    Depending on whether you have a few tools they are relatively easy to install although they need to be inspected/tested/certified by an electrician with Part P (for the outside Safety/connection) they can plug into a normal 3 pin plug internally. I purchased two Mitsubushi SRK 25 ZJX-s from Saturn Sales (on the web) which offer a COP of up to 5.2 The SRK 20 ZJX-s COP 5.6, smaller units are better economically. There are cheap units out there but beware they have a low COP (2+). We reduced our electricity consumption by 41% year on year (albeit being a mild winter so a real comparison is difficult to give ) but, he house was definitely warmer with ASHP. We used the bathroom Storage heater only.

    Not sure how well insulated the croft is but I have insulated a lot of the downstairs walls so this also helped in power reduction.

    Dependent on internal and external temperatures (+your personal temperature setting) my ASHP’s produce a significant heat whilst drawing between 350 – 800Watts

    For good units speak to John at Saturn Sales, also for best prices including postage + accessories tubing, insulation and clips.

    I am not far from Keiss, you are welcome contact me and to come and see what I have here, I am in Lybster, The Old Police House (old Lybster Police phone Number “really”) just off the A9, going towards Wick, it should be going in your direction if you are coming from the South.

    We are all electric, and also suffered from the exorbitant costs of storage heating. Am I happy with the Mitsubishi’s? Definitely.

    A tip: watch what you buy as there are lots of letters and numbers for the ASHP Models but they have very different performances (COP’s). There is an ASHP with a COP of over 6.

    There used to be a Guy on this forum who gave “Free calculations” for ASHP and costs etc, Paul D. You might be able to source some from past posts.

    Hope you get what you need. Please feel free to call Robert.
    Regards Martin

· 1 · · 4 · 5 · 6


Your email address will not be published. Required fields are marked *

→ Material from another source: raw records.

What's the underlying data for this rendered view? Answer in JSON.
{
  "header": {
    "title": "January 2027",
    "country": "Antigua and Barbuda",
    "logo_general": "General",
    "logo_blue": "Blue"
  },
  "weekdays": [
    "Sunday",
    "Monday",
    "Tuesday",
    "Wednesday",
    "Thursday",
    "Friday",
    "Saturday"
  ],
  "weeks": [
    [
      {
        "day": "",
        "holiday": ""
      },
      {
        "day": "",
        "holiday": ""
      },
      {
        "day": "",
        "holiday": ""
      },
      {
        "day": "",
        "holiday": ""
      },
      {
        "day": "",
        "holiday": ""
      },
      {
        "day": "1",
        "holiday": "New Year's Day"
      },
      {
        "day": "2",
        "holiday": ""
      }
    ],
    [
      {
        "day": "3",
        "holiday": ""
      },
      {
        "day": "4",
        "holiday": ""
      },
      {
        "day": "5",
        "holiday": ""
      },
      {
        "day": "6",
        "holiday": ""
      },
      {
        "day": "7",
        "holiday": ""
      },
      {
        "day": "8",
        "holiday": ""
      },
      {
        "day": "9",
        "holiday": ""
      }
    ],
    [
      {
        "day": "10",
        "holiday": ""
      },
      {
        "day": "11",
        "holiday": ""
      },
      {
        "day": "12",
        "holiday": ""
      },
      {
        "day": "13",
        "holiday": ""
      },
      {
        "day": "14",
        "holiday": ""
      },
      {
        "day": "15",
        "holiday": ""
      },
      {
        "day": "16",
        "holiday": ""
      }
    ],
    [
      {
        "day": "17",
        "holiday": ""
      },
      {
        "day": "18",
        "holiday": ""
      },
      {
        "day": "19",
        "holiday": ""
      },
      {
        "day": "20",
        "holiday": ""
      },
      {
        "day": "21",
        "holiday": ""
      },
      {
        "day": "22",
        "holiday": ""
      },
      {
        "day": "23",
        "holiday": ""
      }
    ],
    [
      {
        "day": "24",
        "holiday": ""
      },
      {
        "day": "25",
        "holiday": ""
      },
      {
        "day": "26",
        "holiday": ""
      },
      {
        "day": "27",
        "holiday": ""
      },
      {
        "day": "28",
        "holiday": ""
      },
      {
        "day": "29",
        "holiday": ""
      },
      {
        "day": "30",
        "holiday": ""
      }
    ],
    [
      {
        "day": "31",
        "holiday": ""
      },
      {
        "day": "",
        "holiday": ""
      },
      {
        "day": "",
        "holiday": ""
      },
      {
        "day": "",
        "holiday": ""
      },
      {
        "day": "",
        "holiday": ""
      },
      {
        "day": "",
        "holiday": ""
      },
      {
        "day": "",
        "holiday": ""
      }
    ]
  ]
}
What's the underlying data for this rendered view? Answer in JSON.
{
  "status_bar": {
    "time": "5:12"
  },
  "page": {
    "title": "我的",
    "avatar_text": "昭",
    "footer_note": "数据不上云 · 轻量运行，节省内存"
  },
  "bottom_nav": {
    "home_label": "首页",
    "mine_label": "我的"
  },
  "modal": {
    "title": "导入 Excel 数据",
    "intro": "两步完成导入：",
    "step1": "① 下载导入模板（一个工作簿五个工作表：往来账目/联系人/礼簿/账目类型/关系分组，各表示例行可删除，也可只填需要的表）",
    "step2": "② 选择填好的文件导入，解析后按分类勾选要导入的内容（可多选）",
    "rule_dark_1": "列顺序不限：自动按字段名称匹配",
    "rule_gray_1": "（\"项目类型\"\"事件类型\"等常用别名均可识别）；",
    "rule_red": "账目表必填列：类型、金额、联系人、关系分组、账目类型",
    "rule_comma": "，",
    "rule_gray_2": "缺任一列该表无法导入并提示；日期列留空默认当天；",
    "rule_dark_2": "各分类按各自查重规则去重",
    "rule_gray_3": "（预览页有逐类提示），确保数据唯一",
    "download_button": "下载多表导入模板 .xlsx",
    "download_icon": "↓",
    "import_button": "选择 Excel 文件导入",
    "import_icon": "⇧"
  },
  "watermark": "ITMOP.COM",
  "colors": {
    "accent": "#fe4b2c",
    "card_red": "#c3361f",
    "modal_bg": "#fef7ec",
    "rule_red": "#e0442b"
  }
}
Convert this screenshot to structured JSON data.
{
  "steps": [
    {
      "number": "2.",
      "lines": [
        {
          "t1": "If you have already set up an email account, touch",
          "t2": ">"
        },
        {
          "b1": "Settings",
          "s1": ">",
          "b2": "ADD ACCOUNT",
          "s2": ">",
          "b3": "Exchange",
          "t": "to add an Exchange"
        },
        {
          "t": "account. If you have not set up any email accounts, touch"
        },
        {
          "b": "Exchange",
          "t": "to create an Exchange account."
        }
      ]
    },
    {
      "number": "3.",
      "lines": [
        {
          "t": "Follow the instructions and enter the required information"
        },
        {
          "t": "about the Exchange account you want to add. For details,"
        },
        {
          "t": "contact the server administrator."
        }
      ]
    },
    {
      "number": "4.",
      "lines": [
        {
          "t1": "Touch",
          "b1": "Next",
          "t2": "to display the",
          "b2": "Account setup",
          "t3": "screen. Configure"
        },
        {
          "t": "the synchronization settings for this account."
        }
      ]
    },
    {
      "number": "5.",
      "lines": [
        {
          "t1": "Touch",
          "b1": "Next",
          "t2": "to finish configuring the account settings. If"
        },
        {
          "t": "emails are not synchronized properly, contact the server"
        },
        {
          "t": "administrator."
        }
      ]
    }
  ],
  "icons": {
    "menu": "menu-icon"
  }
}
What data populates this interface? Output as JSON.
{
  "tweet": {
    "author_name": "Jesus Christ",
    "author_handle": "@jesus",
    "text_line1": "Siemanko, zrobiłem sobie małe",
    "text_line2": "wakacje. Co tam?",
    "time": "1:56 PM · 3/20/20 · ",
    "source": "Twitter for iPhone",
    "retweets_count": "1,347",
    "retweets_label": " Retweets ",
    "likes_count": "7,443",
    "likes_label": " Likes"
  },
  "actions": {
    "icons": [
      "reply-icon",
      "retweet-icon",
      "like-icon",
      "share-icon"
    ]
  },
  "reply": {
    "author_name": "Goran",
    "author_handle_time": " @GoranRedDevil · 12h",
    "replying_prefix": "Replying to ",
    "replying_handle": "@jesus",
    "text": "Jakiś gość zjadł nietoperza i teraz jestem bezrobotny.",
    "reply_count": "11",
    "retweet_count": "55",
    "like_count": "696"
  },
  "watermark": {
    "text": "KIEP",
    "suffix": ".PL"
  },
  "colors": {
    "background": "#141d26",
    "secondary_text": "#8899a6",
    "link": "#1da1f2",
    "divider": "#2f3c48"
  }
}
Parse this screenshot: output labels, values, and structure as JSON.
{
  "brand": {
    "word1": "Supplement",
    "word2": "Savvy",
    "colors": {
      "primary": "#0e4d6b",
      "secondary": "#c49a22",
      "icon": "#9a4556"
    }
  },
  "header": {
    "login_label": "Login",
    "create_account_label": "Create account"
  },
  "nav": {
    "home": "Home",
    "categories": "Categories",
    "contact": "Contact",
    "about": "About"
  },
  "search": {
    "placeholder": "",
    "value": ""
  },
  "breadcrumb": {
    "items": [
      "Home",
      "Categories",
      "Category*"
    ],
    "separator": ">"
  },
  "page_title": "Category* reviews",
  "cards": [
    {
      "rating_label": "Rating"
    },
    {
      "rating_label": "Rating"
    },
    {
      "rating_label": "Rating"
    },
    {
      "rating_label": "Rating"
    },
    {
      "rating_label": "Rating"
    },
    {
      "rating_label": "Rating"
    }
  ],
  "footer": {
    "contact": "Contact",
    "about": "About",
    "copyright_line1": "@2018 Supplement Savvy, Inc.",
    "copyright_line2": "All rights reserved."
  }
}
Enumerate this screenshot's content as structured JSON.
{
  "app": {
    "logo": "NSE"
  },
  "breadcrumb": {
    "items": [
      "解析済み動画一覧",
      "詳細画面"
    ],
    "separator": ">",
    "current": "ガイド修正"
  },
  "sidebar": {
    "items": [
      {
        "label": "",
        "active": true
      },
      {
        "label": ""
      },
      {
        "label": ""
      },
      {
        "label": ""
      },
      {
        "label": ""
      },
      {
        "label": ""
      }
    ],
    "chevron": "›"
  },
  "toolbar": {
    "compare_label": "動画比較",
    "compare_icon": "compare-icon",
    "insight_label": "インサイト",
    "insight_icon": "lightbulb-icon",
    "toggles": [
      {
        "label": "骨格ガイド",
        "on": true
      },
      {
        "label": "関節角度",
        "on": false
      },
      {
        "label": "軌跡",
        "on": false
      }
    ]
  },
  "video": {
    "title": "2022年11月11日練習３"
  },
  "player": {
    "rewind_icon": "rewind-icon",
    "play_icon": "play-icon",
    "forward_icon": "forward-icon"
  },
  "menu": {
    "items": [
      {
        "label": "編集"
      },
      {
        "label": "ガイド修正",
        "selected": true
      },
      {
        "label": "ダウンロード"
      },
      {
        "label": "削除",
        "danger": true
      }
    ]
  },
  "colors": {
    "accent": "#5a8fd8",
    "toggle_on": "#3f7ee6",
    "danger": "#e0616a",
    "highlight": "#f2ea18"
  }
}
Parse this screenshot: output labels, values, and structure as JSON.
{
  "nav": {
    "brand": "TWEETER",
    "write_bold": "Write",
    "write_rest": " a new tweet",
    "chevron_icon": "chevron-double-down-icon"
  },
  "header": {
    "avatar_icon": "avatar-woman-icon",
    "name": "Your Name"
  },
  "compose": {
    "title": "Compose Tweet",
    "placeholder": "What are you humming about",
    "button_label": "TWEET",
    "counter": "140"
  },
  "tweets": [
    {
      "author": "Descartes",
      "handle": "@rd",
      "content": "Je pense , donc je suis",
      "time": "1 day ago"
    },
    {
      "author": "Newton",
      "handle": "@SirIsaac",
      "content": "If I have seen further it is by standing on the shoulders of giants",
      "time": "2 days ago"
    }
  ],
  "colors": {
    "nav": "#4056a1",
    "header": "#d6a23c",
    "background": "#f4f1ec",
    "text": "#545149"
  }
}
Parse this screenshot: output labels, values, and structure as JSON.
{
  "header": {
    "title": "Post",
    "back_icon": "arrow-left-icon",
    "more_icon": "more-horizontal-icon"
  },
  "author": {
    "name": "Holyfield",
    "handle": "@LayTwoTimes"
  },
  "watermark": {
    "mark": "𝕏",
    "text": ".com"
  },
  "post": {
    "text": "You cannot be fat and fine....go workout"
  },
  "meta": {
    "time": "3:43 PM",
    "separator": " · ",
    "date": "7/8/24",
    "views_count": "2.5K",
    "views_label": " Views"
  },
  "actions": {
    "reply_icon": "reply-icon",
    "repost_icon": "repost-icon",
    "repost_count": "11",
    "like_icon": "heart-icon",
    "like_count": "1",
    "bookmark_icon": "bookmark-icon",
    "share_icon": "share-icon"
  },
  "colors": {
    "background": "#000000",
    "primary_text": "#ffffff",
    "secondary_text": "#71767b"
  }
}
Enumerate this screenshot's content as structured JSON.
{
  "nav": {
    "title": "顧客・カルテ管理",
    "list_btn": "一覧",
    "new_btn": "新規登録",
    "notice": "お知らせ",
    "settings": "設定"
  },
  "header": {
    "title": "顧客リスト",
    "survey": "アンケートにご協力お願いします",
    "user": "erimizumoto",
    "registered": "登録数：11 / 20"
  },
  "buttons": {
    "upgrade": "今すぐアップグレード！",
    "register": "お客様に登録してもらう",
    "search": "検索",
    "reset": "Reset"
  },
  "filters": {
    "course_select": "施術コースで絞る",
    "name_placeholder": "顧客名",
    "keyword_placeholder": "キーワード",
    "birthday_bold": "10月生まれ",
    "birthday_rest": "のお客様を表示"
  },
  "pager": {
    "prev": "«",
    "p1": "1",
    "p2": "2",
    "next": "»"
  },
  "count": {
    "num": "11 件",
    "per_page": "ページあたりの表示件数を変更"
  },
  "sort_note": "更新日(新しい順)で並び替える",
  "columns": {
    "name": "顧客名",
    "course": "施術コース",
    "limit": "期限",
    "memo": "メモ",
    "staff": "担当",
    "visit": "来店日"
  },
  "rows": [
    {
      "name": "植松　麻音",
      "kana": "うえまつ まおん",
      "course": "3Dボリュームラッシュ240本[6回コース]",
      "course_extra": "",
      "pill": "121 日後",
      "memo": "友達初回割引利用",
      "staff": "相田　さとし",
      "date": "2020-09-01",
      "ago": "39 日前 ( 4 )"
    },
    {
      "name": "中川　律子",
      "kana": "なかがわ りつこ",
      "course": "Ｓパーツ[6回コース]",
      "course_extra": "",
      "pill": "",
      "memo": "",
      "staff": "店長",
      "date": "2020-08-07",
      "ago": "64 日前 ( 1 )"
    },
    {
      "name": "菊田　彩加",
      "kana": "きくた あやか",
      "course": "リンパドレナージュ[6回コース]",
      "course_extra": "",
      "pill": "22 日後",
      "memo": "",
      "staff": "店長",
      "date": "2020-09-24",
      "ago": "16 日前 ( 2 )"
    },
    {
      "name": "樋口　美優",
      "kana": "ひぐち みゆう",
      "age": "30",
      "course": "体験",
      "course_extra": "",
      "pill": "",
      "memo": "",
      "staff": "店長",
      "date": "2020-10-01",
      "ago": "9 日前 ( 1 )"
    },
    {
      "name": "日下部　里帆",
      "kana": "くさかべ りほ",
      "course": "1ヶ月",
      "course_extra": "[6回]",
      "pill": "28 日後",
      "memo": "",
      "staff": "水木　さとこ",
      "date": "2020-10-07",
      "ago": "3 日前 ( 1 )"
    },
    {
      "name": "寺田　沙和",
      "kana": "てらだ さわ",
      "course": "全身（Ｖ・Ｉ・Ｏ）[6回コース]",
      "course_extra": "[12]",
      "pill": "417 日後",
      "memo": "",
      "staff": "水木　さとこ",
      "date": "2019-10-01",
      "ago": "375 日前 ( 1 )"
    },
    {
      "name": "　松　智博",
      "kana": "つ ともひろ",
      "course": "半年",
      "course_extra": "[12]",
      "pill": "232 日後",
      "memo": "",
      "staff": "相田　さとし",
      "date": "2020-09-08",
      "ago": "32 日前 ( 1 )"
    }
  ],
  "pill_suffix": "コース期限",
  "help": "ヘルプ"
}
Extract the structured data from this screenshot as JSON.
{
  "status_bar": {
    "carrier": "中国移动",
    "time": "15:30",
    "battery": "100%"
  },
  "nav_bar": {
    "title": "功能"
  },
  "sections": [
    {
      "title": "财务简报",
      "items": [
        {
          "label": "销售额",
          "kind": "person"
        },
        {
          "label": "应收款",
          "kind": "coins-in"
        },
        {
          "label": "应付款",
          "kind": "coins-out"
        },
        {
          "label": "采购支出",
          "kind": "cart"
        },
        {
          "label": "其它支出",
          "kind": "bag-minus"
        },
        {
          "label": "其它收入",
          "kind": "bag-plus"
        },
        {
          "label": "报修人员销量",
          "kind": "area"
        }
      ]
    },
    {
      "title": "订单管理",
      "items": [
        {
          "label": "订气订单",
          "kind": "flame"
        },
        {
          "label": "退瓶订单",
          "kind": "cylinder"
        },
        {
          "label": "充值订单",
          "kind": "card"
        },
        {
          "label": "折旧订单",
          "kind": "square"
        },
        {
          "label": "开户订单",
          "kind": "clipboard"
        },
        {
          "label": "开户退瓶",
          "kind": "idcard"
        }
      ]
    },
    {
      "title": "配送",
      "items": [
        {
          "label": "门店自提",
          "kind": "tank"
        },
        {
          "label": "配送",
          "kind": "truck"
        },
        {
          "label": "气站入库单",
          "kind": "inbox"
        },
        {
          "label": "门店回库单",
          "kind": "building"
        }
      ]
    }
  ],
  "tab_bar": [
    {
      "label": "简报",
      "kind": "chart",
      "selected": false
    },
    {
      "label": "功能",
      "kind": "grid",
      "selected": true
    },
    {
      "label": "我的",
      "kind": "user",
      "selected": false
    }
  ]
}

You may use these HTML tags and attributes: <a href="" title=""> <abbr title=""> <acronym title=""> <b> <blockquote cite=""> <cite> <code> <del datetime=""> <em> <i> <q cite=""> <strike> <strong>